▶ [Records]:
::::::::::

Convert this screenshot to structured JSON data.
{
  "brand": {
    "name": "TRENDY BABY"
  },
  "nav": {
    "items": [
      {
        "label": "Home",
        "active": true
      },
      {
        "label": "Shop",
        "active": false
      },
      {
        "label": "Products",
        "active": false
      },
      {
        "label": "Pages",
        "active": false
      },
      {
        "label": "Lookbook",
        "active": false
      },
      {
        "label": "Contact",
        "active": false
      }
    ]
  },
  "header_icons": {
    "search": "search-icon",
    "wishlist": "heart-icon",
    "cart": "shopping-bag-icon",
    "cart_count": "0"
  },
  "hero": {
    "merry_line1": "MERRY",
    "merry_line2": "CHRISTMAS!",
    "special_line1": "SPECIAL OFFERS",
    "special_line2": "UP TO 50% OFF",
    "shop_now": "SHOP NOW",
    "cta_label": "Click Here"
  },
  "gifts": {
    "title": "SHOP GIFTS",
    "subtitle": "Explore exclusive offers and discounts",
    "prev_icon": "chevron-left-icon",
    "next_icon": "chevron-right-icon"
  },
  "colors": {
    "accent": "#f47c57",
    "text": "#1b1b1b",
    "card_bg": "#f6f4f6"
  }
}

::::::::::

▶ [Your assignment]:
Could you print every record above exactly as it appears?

▶ [Problem solution]:
Convert this screenshot to structured JSON data.
{
  "brand": {
    "name": "TRENDY BABY"
  },
  "nav": {
    "items": [
      {
        "label": "Home",
        "active": true
      },
      {
        "label": "Shop",
        "active": false
      },
      {
        "label": "Products",
        "active": false
      },
      {
        "label": "Pages",
        "active": false
      },
      {
        "label": "Lookbook",
        "active": false
      },
      {
        "label": "Contact",
        "active": false
      }
    ]
  },
  "header_icons": {
    "search": "search-icon",
    "wishlist": "heart-icon",
    "cart": "shopping-bag-icon",
    "cart_count": "0"
  },
  "hero": {
    "merry_line1": "MERRY",
    "merry_line2": "CHRISTMAS!",
    "special_line1": "SPECIAL OFFERS",
    "special_line2": "UP TO 50% OFF",
    "shop_now": "SHOP NOW",
    "cta_label": "Click Here"
  },
  "gifts": {
    "title": "SHOP GIFTS",
    "subtitle": "Explore exclusive offers and discounts",
    "prev_icon": "chevron-left-icon",
    "next_icon": "chevron-right-icon"
  },
  "colors": {
    "accent": "#f47c57",
    "text": "#1b1b1b",
    "card_bg": "#f6f4f6"
  }
}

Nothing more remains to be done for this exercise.